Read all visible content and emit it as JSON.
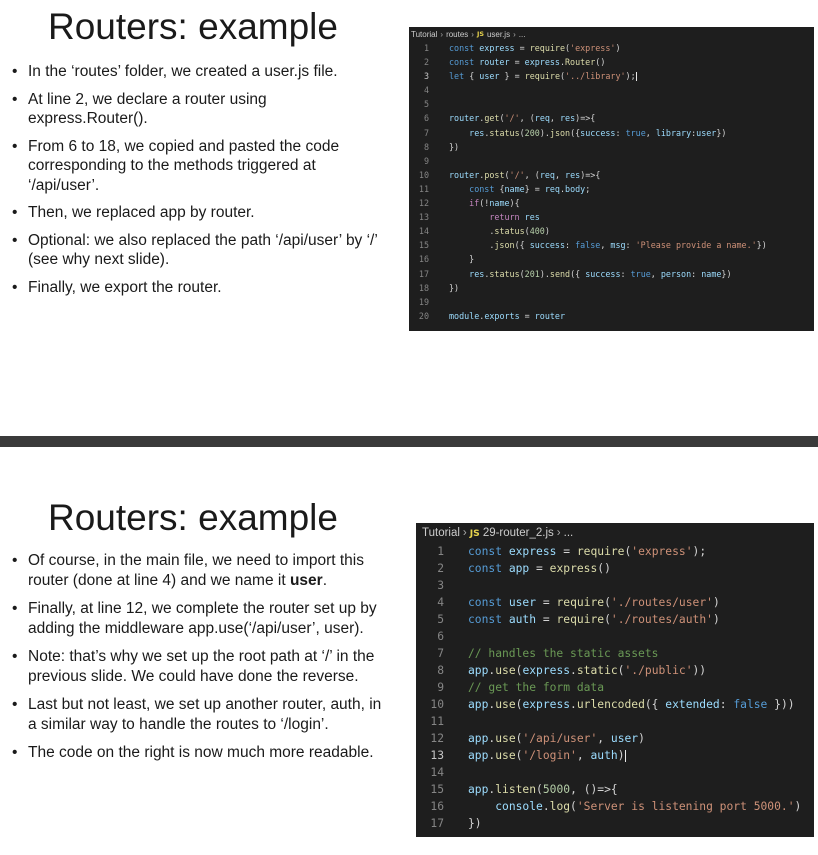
{
  "slide1": {
    "title": "Routers: example",
    "bullets": [
      "In the ‘routes’ folder, we created a user.js file.",
      "At line 2, we declare a router using express.Router().",
      "From 6 to 18, we copied and pasted the code corresponding to the methods triggered at ‘/api/user’.",
      "Then, we replaced app by router.",
      "Optional: we also replaced the path ‘/api/user’ by ‘/’ (see why next slide).",
      "Finally, we export the router."
    ],
    "editor": {
      "breadcrumb": [
        "Tutorial",
        "routes",
        "user.js",
        "..."
      ],
      "file_icon": "JS",
      "active_line": 3,
      "lines": [
        {
          "n": "1",
          "code": "const express = require('express')"
        },
        {
          "n": "2",
          "code": "const router = express.Router()"
        },
        {
          "n": "3",
          "code": "let { user } = require('../library');"
        },
        {
          "n": "4",
          "code": ""
        },
        {
          "n": "5",
          "code": ""
        },
        {
          "n": "6",
          "code": "router.get('/', (req, res)=>{"
        },
        {
          "n": "7",
          "code": "    res.status(200).json({success: true, library:user})"
        },
        {
          "n": "8",
          "code": "})"
        },
        {
          "n": "9",
          "code": ""
        },
        {
          "n": "10",
          "code": "router.post('/', (req, res)=>{"
        },
        {
          "n": "11",
          "code": "    const {name} = req.body;"
        },
        {
          "n": "12",
          "code": "    if(!name){"
        },
        {
          "n": "13",
          "code": "        return res"
        },
        {
          "n": "14",
          "code": "        .status(400)"
        },
        {
          "n": "15",
          "code": "        .json({ success: false, msg: 'Please provide a name.'})"
        },
        {
          "n": "16",
          "code": "    }"
        },
        {
          "n": "17",
          "code": "    res.status(201).send({ success: true, person: name})"
        },
        {
          "n": "18",
          "code": "})"
        },
        {
          "n": "19",
          "code": ""
        },
        {
          "n": "20",
          "code": "module.exports = router"
        }
      ]
    }
  },
  "slide2": {
    "title": "Routers: example",
    "bullets": [
      {
        "pre": "Of course, in the main file, we need to import this router (done at line 4) and we name it ",
        "bold": "user",
        "post": "."
      },
      {
        "pre": "Finally, at line 12, we complete the router set up by adding the middleware app.use(‘/api/user’, user).",
        "bold": "",
        "post": ""
      },
      {
        "pre": "Note: that’s why we set up the root path at ‘/’ in the previous slide. We could have done the reverse.",
        "bold": "",
        "post": ""
      },
      {
        "pre": "Last but not least, we set up another router, auth, in a similar way to handle the routes to ‘/login’.",
        "bold": "",
        "post": ""
      },
      {
        "pre": "The code on the right is now much more readable.",
        "bold": "",
        "post": ""
      }
    ],
    "editor": {
      "breadcrumb": [
        "Tutorial",
        "29-router_2.js",
        "..."
      ],
      "file_icon": "JS",
      "active_line": 13,
      "lines": [
        {
          "n": "1",
          "code": "const express = require('express');"
        },
        {
          "n": "2",
          "code": "const app = express()"
        },
        {
          "n": "3",
          "code": ""
        },
        {
          "n": "4",
          "code": "const user = require('./routes/user')"
        },
        {
          "n": "5",
          "code": "const auth = require('./routes/auth')"
        },
        {
          "n": "6",
          "code": ""
        },
        {
          "n": "7",
          "code": "// handles the static assets"
        },
        {
          "n": "8",
          "code": "app.use(express.static('./public'))"
        },
        {
          "n": "9",
          "code": "// get the form data"
        },
        {
          "n": "10",
          "code": "app.use(express.urlencoded({ extended: false }))"
        },
        {
          "n": "11",
          "code": ""
        },
        {
          "n": "12",
          "code": "app.use('/api/user', user)"
        },
        {
          "n": "13",
          "code": "app.use('/login', auth)"
        },
        {
          "n": "14",
          "code": ""
        },
        {
          "n": "15",
          "code": "app.listen(5000, ()=>{"
        },
        {
          "n": "16",
          "code": "    console.log('Server is listening port 5000.')"
        },
        {
          "n": "17",
          "code": "})"
        }
      ]
    }
  }
}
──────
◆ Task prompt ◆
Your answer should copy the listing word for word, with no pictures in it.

◆ Reply ◆
Read all visible content and emit it as JSON.
{
  "slide1": {
    "title": "Routers: example",
    "bullets": [
      "In the ‘routes’ folder, we created a user.js file.",
      "At line 2, we declare a router using express.Router().",
      "From 6 to 18, we copied and pasted the code corresponding to the methods triggered at ‘/api/user’.",
      "Then, we replaced app by router.",
      "Optional: we also replaced the path ‘/api/user’ by ‘/’ (see why next slide).",
      "Finally, we export the router."
    ],
    "editor": {
      "breadcrumb": [
        "Tutorial",
        "routes",
        "user.js",
        "..."
      ],
      "file_icon": "JS",
      "active_line": 3,
      "lines": [
        {
          "n": "1",
          "code": "const express = require('express')"
        },
        {
          "n": "2",
          "code": "const router = express.Router()"
        },
        {
          "n": "3",
          "code": "let { user } = require('../library');"
        },
        {
          "n": "4",
          "code": ""
        },
        {
          "n": "5",
          "code": ""
        },
        {
          "n": "6",
          "code": "router.get('/', (req, res)=>{"
        },
        {
          "n": "7",
          "code": "    res.status(200).json({success: true, library:user})"
        },
        {
          "n": "8",
          "code": "})"
        },
        {
          "n": "9",
          "code": ""
        },
        {
          "n": "10",
          "code": "router.post('/', (req, res)=>{"
        },
        {
          "n": "11",
          "code": "    const {name} = req.body;"
        },
        {
          "n": "12",
          "code": "    if(!name){"
        },
        {
          "n": "13",
          "code": "        return res"
        },
        {
          "n": "14",
          "code": "        .status(400)"
        },
        {
          "n": "15",
          "code": "        .json({ success: false, msg: 'Please provide a name.'})"
        },
        {
          "n": "16",
          "code": "    }"
        },
        {
          "n": "17",
          "code": "    res.status(201).send({ success: true, person: name})"
        },
        {
          "n": "18",
          "code": "})"
        },
        {
          "n": "19",
          "code": ""
        },
        {
          "n": "20",
          "code": "module.exports = router"
        }
      ]
    }
  },
  "slide2": {
    "title": "Routers: example",
    "bullets": [
      {
        "pre": "Of course, in the main file, we need to import this router (done at line 4) and we name it ",
        "bold": "user",
        "post": "."
      },
      {
        "pre": "Finally, at line 12, we complete the router set up by adding the middleware app.use(‘/api/user’, user).",
        "bold": "",
        "post": ""
      },
      {
        "pre": "Note: that’s why we set up the root path at ‘/’ in the previous slide. We could have done the reverse.",
        "bold": "",
        "post": ""
      },
      {
        "pre": "Last but not least, we set up another router, auth, in a similar way to handle the routes to ‘/login’.",
        "bold": "",
        "post": ""
      },
      {
        "pre": "The code on the right is now much more readable.",
        "bold": "",
        "post": ""
      }
    ],
    "editor": {
      "breadcrumb": [
        "Tutorial",
        "29-router_2.js",
        "..."
      ],
      "file_icon": "JS",
      "active_line": 13,
      "lines": [
        {
          "n": "1",
          "code": "const express = require('express');"
        },
        {
          "n": "2",
          "code": "const app = express()"
        },
        {
          "n": "3",
          "code": ""
        },
        {
          "n": "4",
          "code": "const user = require('./routes/user')"
        },
        {
          "n": "5",
          "code": "const auth = require('./routes/auth')"
        },
        {
          "n": "6",
          "code": ""
        },
        {
          "n": "7",
          "code": "// handles the static assets"
        },
        {
          "n": "8",
          "code": "app.use(express.static('./public'))"
        },
        {
          "n": "9",
          "code": "// get the form data"
        },
        {
          "n": "10",
          "code": "app.use(express.urlencoded({ extended: false }))"
        },
        {
          "n": "11",
          "code": ""
        },
        {
          "n": "12",
          "code": "app.use('/api/user', user)"
        },
        {
          "n": "13",
          "code": "app.use('/login', auth)"
        },
        {
          "n": "14",
          "code": ""
        },
        {
          "n": "15",
          "code": "app.listen(5000, ()=>{"
        },
        {
          "n": "16",
          "code": "    console.log('Server is listening port 5000.')"
        },
        {
          "n": "17",
          "code": "})"
        }
      ]
    }
  }
}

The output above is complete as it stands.